PROBLEM TO SOLVE> Would you copy all lines in the data that contain the word "placeholder"?
Top of DATA FOR THIS EXERCISE
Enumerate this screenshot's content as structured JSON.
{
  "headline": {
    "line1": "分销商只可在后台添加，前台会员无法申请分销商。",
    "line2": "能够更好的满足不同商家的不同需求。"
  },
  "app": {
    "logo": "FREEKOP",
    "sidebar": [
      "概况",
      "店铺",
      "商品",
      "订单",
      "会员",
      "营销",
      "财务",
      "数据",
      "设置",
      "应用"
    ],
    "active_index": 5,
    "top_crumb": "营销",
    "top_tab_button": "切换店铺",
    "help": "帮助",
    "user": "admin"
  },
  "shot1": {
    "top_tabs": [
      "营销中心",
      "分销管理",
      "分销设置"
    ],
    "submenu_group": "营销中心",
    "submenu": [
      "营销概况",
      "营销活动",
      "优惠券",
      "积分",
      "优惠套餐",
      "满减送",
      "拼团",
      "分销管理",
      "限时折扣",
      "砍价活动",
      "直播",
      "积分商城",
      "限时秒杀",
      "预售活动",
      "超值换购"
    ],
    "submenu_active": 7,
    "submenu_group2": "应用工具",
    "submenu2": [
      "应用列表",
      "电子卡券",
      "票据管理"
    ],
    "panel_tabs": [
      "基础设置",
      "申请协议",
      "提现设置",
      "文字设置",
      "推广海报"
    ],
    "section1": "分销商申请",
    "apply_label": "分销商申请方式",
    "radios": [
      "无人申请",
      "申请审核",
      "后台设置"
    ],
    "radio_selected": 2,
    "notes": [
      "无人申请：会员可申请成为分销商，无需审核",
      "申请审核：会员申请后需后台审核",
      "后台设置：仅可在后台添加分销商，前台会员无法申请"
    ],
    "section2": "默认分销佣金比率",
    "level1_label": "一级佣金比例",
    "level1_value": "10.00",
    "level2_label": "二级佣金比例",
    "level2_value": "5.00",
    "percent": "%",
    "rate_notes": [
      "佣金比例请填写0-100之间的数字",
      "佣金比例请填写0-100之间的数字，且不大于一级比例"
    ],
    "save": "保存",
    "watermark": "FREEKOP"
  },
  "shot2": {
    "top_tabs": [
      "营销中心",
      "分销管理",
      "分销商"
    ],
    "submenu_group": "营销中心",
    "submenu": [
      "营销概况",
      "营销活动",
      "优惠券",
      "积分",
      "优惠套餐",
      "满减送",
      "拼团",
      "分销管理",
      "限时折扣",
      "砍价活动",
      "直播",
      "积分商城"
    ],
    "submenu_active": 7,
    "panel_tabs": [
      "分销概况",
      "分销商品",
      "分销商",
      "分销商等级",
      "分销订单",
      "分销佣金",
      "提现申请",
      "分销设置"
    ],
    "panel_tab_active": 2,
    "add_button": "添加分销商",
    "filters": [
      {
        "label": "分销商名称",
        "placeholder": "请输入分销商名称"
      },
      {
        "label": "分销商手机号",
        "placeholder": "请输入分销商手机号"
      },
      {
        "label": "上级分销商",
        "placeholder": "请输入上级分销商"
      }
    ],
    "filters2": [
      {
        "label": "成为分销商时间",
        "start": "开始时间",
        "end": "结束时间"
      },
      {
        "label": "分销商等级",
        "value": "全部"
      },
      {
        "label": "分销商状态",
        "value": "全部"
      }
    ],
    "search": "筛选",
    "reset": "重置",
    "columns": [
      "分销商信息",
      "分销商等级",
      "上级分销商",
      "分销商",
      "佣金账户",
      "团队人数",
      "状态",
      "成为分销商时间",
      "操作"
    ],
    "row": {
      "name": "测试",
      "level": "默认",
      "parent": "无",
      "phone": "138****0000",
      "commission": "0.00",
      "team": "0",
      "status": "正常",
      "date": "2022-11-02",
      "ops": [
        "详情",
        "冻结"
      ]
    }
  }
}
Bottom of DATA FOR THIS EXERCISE
EXERCISE ANSWER>
        "placeholder": "请输入分销商名称"
        "placeholder": "请输入分销商手机号"
        "placeholder": "请输入上级分销商"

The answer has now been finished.